__Data supplied__
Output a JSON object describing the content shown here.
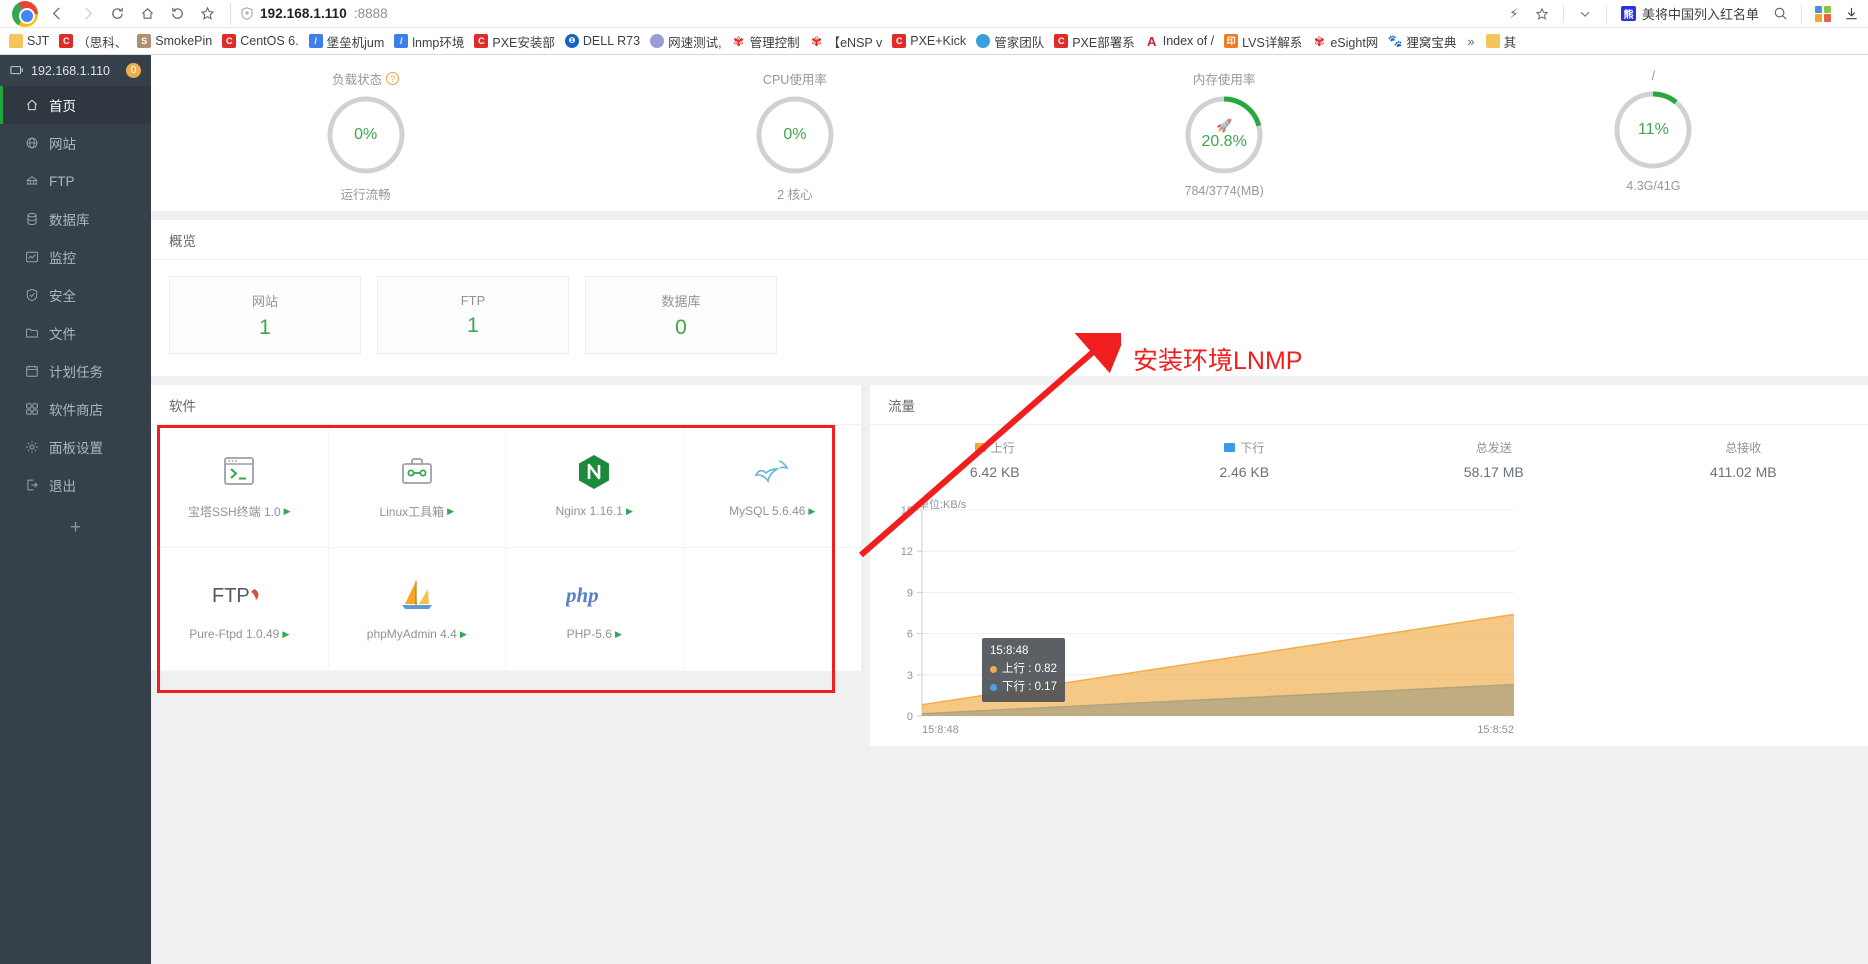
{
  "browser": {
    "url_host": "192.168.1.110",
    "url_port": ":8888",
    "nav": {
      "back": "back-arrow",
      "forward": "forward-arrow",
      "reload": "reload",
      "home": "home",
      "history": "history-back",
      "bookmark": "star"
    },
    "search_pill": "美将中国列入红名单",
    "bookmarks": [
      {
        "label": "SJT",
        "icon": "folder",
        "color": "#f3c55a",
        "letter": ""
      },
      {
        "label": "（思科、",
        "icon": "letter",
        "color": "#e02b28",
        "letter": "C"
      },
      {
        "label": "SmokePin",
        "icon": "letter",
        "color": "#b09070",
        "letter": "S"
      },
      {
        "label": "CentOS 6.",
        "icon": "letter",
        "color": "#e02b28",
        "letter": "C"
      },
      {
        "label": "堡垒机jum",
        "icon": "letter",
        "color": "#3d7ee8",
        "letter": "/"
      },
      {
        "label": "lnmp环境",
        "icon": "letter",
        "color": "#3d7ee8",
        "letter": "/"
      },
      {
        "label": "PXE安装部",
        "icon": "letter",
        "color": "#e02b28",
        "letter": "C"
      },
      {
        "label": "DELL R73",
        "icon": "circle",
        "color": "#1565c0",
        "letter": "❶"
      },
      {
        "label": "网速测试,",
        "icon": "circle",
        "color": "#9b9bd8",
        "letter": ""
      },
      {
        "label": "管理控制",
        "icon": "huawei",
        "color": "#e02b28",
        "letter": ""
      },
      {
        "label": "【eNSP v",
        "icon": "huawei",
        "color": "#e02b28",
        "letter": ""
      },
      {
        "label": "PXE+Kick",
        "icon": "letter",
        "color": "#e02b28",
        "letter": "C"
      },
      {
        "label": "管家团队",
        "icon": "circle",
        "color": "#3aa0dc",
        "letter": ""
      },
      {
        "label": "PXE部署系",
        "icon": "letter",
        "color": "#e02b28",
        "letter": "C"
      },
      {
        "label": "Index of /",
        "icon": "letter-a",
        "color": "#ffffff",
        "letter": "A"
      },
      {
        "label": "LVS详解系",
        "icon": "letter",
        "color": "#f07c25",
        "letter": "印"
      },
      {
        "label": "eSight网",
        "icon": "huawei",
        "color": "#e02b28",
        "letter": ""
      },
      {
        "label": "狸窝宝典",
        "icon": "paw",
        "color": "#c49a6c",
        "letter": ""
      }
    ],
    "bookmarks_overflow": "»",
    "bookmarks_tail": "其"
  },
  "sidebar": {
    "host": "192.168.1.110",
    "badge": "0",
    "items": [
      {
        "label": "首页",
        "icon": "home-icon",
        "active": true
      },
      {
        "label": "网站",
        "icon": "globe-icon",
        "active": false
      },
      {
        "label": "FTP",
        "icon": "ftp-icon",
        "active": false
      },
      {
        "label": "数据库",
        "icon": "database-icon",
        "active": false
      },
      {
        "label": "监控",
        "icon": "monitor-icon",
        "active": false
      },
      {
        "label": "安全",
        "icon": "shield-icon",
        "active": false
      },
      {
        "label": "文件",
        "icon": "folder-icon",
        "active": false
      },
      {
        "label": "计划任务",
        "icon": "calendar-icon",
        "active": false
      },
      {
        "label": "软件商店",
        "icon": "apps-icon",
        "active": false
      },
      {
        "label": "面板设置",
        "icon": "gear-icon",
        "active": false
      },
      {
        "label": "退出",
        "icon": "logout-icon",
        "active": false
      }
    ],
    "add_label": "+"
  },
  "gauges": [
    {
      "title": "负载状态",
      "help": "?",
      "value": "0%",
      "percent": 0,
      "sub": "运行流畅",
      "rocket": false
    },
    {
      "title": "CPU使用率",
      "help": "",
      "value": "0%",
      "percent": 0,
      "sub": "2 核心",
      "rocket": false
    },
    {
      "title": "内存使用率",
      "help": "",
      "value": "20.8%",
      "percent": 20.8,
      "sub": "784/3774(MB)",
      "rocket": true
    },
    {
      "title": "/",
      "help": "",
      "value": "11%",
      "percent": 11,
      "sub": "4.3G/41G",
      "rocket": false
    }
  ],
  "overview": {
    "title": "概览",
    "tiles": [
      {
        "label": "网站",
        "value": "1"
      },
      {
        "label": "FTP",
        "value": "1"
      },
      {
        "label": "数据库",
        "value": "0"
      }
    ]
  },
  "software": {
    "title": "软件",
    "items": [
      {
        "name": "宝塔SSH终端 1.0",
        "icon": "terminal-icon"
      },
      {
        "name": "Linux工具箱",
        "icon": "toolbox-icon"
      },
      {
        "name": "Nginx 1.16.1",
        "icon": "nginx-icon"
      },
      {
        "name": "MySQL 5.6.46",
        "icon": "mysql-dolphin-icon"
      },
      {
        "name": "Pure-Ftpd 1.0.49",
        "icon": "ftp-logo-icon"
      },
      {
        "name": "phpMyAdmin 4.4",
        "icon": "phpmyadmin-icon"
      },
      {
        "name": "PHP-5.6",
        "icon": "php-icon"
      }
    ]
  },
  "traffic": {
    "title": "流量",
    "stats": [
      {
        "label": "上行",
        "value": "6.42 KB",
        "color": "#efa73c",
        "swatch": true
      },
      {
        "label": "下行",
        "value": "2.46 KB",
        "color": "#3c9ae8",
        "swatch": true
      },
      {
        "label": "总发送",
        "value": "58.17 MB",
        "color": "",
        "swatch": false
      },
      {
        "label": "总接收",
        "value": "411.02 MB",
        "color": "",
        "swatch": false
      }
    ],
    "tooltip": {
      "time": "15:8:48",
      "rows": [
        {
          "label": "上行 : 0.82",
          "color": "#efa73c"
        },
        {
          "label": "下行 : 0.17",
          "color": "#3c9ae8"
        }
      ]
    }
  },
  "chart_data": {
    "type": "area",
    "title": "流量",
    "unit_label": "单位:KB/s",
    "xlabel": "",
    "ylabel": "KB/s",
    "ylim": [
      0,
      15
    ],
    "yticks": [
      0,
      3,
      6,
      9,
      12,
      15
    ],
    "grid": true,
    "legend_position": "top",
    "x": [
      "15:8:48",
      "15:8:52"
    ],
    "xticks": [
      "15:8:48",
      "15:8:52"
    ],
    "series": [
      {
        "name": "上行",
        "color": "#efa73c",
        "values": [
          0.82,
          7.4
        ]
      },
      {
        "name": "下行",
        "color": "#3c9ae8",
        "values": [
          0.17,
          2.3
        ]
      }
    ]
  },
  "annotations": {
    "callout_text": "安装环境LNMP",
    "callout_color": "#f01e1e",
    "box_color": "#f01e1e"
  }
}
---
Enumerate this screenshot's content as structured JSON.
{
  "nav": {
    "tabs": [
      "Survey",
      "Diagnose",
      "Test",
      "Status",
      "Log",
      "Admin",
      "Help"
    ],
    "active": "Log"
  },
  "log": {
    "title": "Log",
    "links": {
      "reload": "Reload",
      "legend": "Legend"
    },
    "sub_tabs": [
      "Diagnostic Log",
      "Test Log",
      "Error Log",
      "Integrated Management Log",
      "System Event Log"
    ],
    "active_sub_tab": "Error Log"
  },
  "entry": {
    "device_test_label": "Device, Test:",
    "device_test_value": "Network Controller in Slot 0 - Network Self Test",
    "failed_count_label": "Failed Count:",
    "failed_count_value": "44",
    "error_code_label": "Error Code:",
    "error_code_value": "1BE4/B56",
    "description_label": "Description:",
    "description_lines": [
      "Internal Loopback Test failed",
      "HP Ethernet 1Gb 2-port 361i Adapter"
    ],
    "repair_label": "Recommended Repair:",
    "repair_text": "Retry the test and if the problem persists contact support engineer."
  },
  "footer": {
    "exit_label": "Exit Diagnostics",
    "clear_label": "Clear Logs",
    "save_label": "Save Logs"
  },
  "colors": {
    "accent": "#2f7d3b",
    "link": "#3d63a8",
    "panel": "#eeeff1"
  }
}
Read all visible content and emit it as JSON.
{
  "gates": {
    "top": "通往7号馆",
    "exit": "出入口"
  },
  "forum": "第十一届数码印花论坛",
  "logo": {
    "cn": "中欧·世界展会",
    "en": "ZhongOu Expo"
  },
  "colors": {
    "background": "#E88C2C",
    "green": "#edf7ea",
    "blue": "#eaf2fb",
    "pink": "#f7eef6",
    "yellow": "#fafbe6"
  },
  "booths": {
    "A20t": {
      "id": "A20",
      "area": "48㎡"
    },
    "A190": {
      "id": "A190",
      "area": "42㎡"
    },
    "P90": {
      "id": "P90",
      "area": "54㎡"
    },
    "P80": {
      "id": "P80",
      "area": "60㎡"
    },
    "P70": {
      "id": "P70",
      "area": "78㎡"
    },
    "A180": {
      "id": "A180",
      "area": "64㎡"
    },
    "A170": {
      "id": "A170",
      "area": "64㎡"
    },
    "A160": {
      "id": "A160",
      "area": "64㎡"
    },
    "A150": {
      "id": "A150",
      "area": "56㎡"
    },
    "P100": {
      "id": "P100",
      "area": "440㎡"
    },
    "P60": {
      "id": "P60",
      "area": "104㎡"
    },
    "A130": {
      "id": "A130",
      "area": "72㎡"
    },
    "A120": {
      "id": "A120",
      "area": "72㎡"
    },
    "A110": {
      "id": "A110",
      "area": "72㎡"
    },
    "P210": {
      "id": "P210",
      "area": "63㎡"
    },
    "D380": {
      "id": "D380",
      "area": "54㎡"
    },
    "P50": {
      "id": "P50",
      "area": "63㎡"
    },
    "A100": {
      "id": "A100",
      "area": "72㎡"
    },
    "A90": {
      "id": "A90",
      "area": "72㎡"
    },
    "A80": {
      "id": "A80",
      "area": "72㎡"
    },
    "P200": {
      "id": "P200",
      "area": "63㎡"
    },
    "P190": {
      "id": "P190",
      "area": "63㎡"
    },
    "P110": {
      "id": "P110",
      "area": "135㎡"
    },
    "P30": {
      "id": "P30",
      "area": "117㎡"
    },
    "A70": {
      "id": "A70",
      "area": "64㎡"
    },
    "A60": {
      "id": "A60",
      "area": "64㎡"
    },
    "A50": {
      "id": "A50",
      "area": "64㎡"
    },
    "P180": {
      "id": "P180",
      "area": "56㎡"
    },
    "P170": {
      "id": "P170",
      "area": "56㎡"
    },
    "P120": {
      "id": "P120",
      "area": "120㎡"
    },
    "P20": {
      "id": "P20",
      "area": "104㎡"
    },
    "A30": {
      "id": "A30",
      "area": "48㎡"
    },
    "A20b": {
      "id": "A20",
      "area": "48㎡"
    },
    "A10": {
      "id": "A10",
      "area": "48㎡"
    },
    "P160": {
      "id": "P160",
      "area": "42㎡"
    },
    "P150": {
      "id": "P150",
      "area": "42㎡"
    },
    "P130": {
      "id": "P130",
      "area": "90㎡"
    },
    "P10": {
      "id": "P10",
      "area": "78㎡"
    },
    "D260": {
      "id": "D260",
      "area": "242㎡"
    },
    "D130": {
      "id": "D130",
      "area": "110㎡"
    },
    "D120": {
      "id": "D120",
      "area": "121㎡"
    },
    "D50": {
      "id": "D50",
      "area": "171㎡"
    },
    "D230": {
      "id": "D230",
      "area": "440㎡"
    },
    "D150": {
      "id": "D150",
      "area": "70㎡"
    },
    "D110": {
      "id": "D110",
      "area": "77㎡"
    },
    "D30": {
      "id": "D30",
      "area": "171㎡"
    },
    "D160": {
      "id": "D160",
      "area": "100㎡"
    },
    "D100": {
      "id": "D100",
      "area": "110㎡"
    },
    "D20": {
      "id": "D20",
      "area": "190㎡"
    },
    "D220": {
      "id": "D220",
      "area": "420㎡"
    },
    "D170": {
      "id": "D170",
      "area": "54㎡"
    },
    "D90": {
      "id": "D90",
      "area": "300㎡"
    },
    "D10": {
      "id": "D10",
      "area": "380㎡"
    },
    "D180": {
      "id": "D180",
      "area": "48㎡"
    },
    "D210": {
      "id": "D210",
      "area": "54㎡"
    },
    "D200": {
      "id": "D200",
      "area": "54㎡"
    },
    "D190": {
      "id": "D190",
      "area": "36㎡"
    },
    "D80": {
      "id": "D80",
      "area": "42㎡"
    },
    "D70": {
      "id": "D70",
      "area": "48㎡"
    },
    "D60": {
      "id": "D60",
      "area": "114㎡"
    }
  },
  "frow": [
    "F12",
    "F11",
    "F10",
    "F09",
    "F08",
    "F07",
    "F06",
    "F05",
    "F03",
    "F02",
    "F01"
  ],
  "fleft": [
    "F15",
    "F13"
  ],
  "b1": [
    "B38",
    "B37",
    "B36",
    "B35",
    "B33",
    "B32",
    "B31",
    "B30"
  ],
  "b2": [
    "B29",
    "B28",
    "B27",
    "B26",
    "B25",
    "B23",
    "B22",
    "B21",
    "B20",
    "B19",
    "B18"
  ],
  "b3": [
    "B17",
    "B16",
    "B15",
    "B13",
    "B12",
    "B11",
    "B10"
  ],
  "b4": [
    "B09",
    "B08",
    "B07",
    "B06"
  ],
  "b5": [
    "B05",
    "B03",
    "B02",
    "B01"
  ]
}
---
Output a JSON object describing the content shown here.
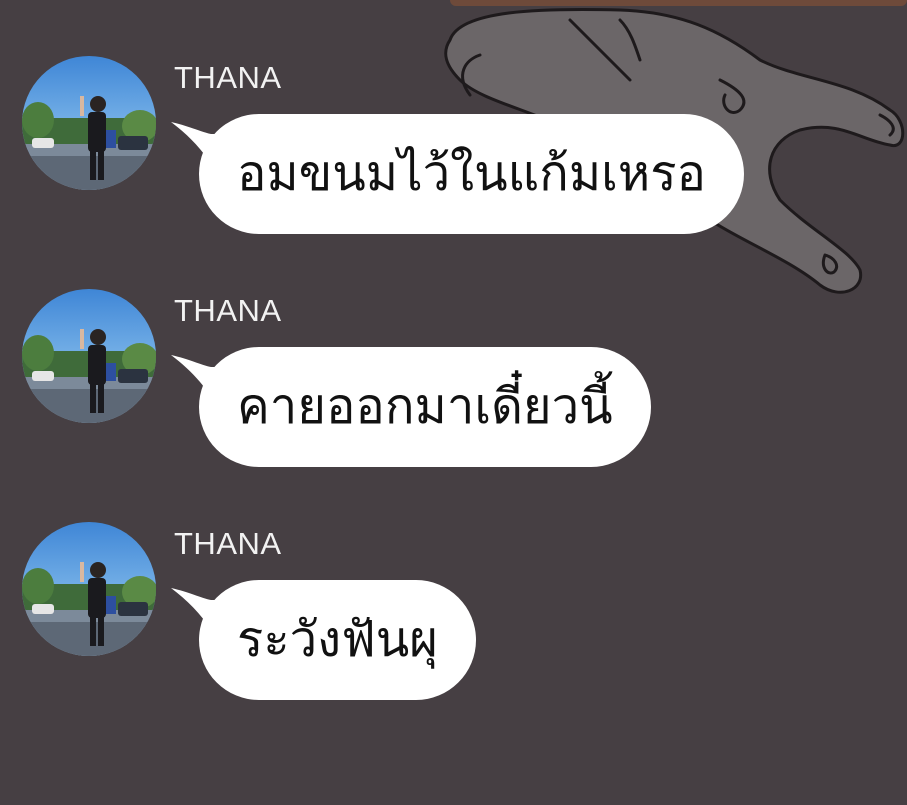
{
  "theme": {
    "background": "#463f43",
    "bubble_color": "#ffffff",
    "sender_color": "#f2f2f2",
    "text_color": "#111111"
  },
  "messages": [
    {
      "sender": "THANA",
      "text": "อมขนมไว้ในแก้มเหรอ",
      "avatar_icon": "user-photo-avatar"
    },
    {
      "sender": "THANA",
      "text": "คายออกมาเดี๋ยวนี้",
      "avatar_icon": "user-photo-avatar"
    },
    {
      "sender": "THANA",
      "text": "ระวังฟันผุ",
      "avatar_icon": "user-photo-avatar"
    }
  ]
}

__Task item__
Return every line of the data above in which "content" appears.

__Response for this exercise__
Output a JSON object describing the content shown here.
Enumerate this screenshot's content as structured JSON.
Read all visible content and emit it as JSON.
Output a JSON object describing the content shown here.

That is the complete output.